Let’s say your best friend was visiting the area and you wanted to show them the best time ever. Where would you take them? Give us a little itinerary – say it was a week long trip, where would you eat, drink, visit, hang out, etc.
I live 7 minutes walking from the Mediterranean, a peaceful escape from the chaotic streets of Tel Aviv. I would start the days off with an early morning walk along the beach. Then, we would go to one of the cafés in my neighborhood that combine good coffee, historical architecture, and contemporary art. The café, in the courtyard at Assemblage Hotel, surrounded by buildings from the 1920s, also holds a small art gallery. On another morning, we could go to the café at Liebling Haus, a beautifully conserved residential building built in the iconic international style, containing a cultural center with interesting exhibits. Each day, I would take them to visit a different neighborhood in Tel Aviv. Each area has its own distinct character and vibe.

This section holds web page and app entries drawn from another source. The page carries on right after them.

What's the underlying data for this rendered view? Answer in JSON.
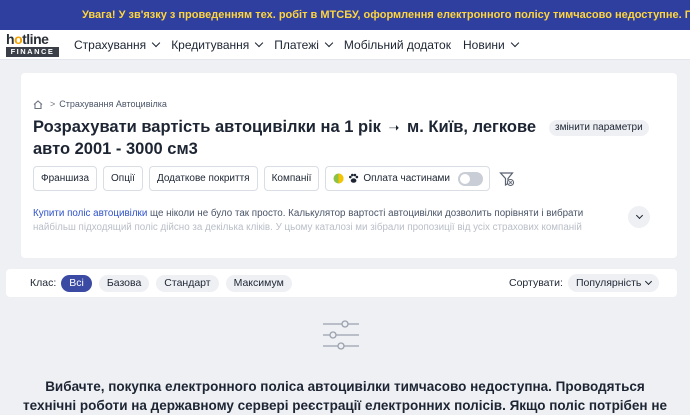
{
  "banner": {
    "text": "Увага! У зв'язку з проведенням тех. робіт в МТСБУ, оформлення електронного полісу тимчасово недоступне. Приносимо вибачення"
  },
  "logo": {
    "top": "hotline",
    "bottom": "FINANCE"
  },
  "nav": {
    "items": [
      {
        "label": "Страхування",
        "has_dropdown": true
      },
      {
        "label": "Кредитування",
        "has_dropdown": true
      },
      {
        "label": "Платежі",
        "has_dropdown": true
      },
      {
        "label": "Мобільний додаток",
        "has_dropdown": false
      },
      {
        "label": "Новини",
        "has_dropdown": true
      }
    ]
  },
  "breadcrumb": {
    "sep": ">",
    "item": "Страхування Автоцивілка"
  },
  "page": {
    "title_part1": "Розрахувати вартість автоцивілки на 1 рік",
    "title_arrow": "➝",
    "title_part2": "м. Київ, легкове авто 2001 - 3000 см3",
    "change_params": "змінити параметри"
  },
  "filters": {
    "buttons": [
      "Франшиза",
      "Опції",
      "Додаткове покриття",
      "Компанії"
    ],
    "installments_label": "Оплата частинами",
    "installments_on": false
  },
  "description": {
    "link1": "Купити поліс автоцивілки",
    "line1_rest": " ще ніколи не було так просто. Калькулятор вартості автоцивілки дозволить порівняти і вибрати",
    "line2": "найбільш підходящий поліс дійсно за декілька кліків. У цьому каталозі ми зібрали пропозиції від усіх страхових компаній"
  },
  "classbar": {
    "label": "Клас:",
    "chips": [
      "Всі",
      "Базова",
      "Стандарт",
      "Максимум"
    ],
    "active_index": 0,
    "sort_label": "Сортувати:",
    "sort_value": "Популярність"
  },
  "message": {
    "line1": "Вибачте, покупка електронного поліса автоцивілки тимчасово недоступна. Проводяться",
    "line2": "технічні роботи на державному сервері реєстрації електронних полісів. Якщо поліс потрібен не"
  },
  "colors": {
    "banner_bg": "#2e3f9f",
    "banner_text": "#ffd53d",
    "accent": "#3b4aa3",
    "link": "#2e52c9"
  }
}
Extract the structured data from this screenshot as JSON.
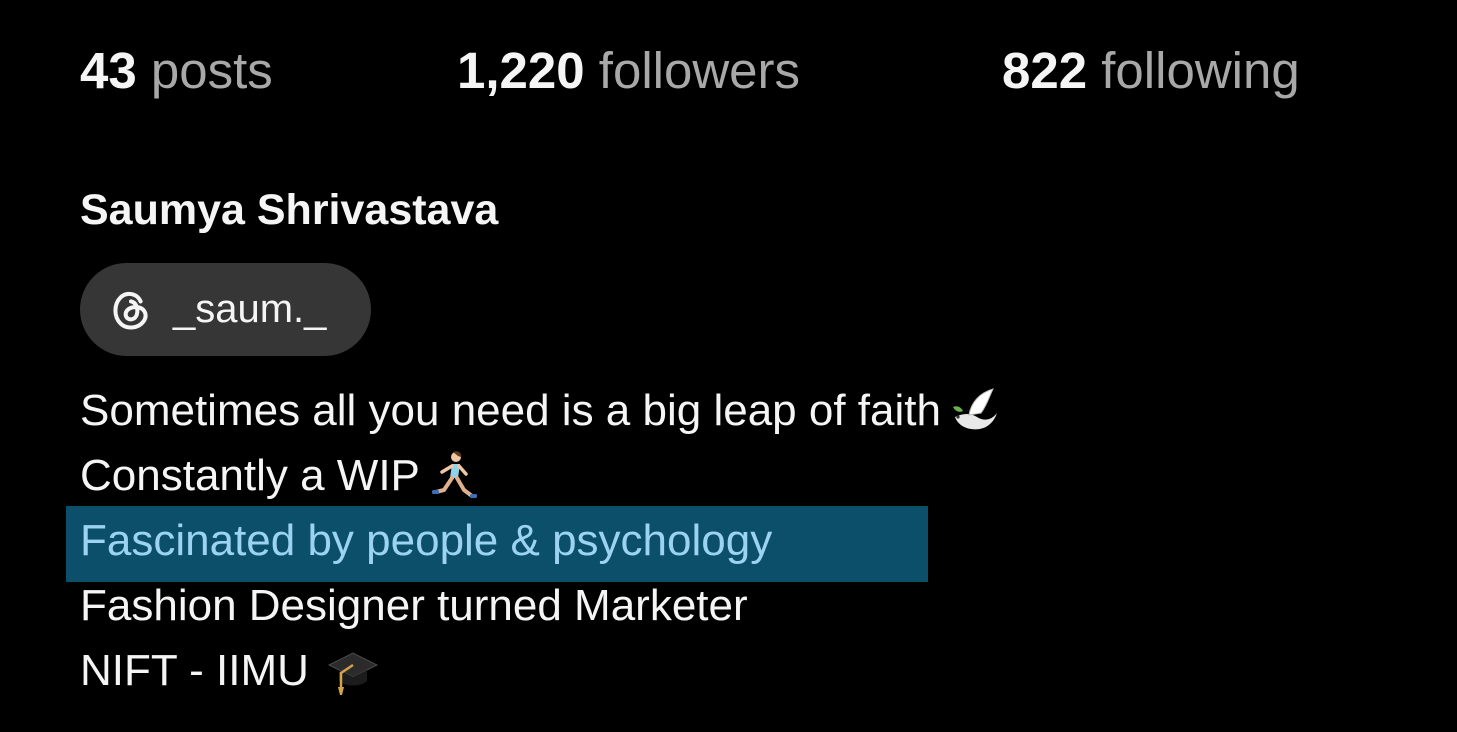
{
  "stats": {
    "posts": {
      "count": "43",
      "label": "posts"
    },
    "followers": {
      "count": "1,220",
      "label": "followers"
    },
    "following": {
      "count": "822",
      "label": "following"
    }
  },
  "profile": {
    "name": "Saumya Shrivastava",
    "threads_handle": "_saum._",
    "threads_icon": "threads-icon"
  },
  "bio": {
    "lines": [
      {
        "text": "Sometimes all you need is a big leap of faith",
        "emoji": "dove-emoji"
      },
      {
        "text": "Constantly a WIP",
        "emoji": "runner-emoji"
      },
      {
        "text": "Fascinated by people & psychology",
        "emoji": null,
        "selected": true
      },
      {
        "text": "Fashion Designer turned Marketer",
        "emoji": null
      },
      {
        "text": "NIFT - IIMU",
        "emoji": "graduation-cap-emoji"
      }
    ]
  },
  "colors": {
    "background": "#000000",
    "text_primary": "#f5f5f5",
    "text_secondary": "#a8a8a8",
    "pill_background": "#363636",
    "selection_background": "#0b4f6b",
    "selection_text": "#9bd3f0"
  }
}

We would go food shopping at the open Carmel Market on a weekday. For lunch, we could eat at one of the food stalls in the market or have a Sabich or Falafel on Tchernichovsky Street. On our way home, we’d stop for either an almond Granita at Arte’s or a pistachio gelato at Stefan’s, my two favorite ice cream shops in Tel Aviv. During the evenings, we could sit in historical Bialik Square with a bottle of wine or have drinks outside at my local bar, Geula.
We would also take day trips with my partner Dani, who is a professional tour guide, to historical places like Jerusalem and Cesaria, as well as nature trips to the surreal areas of the desert and Dead Sea.
Who else deserves some credit and recognition?
My parents have always been there to encourage and support. They are my example of people who took the risk in doing what they love to do, even if it was sometimes a struggle. My two sisters are also visual artists, so I feel incredibly lucky to have a family that understands me and shares my interest in art. I have learned a great deal from looking at other people’s art, both contemporary and from the past. The list of artists who have influenced and inspired me is long. My partner Dani has been a huge support through the years. I am lucky to have him and our two amazing daughters, Lyla and Roni, who are my muses and often my subject matter.
Bar Gordon Elad Sarig